  • In order to assume and assign a franchise agreement, the debtor or trustee must first cure all defaults under the agreement. The cure amount is determined by adding all damages resulting from the breach, including reasonable attorneys’ fees (assuming the franchise agreement provides for them). The cure requirement also applies to non-monetary defaults. In some instances, the debtor may not be able to cure a non-monetary default, and might be prohibited from assuming the franchise agreement.

  • The debtor or trustee must assume the entire agreement, not only those elements that the debtor or trustee finds favorable. The debtor or trustee must also provide the franchisor with adequate assurance of future performance under the agreement. Adequate assurance is not defined in the Bankruptcy Code, and can take many forms. Generally, adequate assurance is considered something less than a personal guarantee and is assessed on a case-by-case basis.
  • The Bankruptcy Code has a useful exception to the general rule regarding executory contracts: a bankruptcy trustee may not assign an executory contract where a specific federal or state law excuses a party to the contract from accepting performance from, or rendering performance to, an assignee if that party does not consent to the assignment. This exception could be useful for franchisors in states where a franchise statute restricts a franchisee from transferring the franchise without first obtaining the franchisor’s consent. For instance, in In re Pioneer Ford Sales, Inc., 729 F.2d 27 (1st Cir. 1984), the court relied on a Rhode Island statute that prohibited the assignment of an automobile dealership without the reasonable consent of the manufacturer to prevent a trustee from assigning an automobile dealership.

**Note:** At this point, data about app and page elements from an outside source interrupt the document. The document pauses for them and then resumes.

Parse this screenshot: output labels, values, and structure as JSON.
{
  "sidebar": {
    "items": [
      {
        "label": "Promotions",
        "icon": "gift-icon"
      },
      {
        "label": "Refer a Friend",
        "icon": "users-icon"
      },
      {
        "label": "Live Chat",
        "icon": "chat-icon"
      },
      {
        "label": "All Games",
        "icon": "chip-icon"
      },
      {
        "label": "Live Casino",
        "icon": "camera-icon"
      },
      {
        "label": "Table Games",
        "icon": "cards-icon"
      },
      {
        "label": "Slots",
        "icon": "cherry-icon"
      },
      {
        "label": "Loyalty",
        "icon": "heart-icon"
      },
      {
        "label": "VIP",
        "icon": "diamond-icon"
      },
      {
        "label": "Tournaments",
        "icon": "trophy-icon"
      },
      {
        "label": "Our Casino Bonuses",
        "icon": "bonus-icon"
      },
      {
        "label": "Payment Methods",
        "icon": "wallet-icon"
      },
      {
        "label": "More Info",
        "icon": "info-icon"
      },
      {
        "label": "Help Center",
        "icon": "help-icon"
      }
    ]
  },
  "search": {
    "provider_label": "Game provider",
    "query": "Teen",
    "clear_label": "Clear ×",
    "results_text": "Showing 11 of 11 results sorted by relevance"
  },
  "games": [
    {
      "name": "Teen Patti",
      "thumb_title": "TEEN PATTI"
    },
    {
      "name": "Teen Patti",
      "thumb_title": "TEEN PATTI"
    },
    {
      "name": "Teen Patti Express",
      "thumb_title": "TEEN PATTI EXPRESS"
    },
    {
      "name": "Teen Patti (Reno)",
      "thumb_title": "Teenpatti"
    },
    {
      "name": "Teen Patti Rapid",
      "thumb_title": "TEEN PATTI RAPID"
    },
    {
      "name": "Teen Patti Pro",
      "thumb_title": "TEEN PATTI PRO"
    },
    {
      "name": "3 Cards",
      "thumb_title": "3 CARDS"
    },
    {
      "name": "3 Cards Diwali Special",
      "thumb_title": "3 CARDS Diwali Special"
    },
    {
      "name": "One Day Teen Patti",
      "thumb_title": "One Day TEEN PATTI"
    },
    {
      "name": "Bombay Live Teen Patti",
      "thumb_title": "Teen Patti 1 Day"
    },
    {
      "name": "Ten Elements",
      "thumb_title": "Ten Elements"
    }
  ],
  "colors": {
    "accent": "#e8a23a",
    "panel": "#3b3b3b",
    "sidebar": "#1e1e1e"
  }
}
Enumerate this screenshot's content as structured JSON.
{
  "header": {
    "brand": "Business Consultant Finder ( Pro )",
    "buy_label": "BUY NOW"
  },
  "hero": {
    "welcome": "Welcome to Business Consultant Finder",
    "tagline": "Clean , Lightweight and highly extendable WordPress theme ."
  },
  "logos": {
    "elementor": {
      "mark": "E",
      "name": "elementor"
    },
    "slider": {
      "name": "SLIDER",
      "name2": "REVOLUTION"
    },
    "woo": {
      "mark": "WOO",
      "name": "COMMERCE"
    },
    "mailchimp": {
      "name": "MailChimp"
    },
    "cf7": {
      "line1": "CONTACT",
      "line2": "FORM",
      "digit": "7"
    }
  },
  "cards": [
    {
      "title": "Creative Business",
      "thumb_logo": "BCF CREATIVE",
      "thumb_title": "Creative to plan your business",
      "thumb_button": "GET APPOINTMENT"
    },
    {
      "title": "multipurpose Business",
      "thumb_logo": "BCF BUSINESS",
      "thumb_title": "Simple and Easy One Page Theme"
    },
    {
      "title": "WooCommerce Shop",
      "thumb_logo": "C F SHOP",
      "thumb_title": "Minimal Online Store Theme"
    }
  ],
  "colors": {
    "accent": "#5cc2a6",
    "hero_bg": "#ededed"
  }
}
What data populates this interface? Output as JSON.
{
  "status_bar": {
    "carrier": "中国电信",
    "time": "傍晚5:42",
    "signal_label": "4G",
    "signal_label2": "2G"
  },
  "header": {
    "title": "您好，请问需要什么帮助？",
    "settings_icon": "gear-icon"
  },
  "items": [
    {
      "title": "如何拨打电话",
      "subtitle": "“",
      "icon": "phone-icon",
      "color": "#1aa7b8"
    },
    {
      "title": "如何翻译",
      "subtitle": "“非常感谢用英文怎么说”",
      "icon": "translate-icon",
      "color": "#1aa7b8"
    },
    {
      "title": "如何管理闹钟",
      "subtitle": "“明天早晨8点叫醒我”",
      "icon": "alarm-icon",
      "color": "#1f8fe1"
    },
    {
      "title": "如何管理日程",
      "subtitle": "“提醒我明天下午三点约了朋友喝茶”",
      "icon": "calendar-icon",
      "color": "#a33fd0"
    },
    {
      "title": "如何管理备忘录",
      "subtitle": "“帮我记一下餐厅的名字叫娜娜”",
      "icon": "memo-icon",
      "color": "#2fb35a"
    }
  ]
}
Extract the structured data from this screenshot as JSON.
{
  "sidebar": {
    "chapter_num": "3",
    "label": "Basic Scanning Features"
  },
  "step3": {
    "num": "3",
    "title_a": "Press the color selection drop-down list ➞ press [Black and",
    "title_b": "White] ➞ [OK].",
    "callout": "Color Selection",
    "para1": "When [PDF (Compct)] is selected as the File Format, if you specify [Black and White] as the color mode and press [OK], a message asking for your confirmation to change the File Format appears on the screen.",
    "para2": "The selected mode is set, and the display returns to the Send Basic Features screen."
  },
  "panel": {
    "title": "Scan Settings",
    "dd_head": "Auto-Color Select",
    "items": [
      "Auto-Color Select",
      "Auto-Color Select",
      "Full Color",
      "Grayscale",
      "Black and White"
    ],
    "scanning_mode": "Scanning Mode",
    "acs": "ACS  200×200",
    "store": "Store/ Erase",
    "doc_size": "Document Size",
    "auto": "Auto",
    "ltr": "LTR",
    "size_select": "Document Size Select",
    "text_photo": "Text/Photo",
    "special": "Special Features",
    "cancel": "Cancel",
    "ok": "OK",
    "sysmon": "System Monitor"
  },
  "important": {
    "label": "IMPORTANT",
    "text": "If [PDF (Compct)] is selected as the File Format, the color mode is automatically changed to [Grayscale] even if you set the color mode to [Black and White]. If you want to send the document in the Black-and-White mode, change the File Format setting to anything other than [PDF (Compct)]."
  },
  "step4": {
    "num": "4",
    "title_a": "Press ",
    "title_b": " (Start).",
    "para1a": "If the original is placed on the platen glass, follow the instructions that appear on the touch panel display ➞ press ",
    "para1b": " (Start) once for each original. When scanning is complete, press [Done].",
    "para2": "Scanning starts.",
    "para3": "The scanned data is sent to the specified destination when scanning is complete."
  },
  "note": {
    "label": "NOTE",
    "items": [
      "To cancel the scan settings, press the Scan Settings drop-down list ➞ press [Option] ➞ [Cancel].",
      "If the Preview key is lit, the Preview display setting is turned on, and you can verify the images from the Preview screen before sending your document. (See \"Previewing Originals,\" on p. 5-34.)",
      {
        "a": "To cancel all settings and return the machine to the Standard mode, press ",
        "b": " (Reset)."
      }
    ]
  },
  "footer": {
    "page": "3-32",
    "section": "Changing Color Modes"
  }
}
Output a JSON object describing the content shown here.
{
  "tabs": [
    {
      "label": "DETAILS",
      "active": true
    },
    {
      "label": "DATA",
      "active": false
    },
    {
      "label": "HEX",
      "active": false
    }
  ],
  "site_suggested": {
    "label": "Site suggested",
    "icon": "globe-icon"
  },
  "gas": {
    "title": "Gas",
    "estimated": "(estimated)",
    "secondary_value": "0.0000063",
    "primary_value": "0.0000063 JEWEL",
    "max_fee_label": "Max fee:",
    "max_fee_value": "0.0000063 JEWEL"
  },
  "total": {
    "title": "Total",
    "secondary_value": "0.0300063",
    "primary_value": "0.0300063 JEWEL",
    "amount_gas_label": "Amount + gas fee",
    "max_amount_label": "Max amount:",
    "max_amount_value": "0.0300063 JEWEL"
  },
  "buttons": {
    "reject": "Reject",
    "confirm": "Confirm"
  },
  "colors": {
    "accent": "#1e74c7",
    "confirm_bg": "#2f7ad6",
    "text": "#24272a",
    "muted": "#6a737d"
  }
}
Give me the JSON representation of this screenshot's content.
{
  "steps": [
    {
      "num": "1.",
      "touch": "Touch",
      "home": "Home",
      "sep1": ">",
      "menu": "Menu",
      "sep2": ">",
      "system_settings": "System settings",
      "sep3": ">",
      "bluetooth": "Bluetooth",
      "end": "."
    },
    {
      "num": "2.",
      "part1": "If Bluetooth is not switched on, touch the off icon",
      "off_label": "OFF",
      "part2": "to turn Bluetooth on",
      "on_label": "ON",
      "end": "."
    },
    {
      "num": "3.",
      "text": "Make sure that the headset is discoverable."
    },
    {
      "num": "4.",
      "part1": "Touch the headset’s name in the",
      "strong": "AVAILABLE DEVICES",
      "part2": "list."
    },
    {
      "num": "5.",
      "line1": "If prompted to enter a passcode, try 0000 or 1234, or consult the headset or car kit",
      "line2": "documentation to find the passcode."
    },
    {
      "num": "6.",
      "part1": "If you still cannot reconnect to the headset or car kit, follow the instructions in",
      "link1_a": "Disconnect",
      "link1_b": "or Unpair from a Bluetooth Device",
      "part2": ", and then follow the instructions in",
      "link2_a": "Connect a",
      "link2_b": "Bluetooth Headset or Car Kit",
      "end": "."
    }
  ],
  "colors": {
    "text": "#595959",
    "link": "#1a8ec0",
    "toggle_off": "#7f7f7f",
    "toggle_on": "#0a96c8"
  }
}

So...I would be interested in hearing more from someone who knows more about this than I do. 

But it seems like MLB isn't acting any differently than any other franchisor would be acting, should a franchisee declare bankruptcy.  Franchisors have, from what I understand, a lot of power to decide who is and isn't going to be given a franchise.  And I question whether a franchisor can be forced to accept a franchisee the franchisor doesn't approve of.

Or, to use the "club" analogy Sports by Brooks you think if a member of Augusta Country Club were to declare bankruptcy, and his assets were to be sold, the Augusta membership could be auctioned off to whatever Tom, Dick or Harry might want to buy it, without regard to whether or not the country club approves?

It is a rare thing when I find myself defending Bud Selig and MLB, but in this case, they seem to be acting well within their rights, and not "above the law."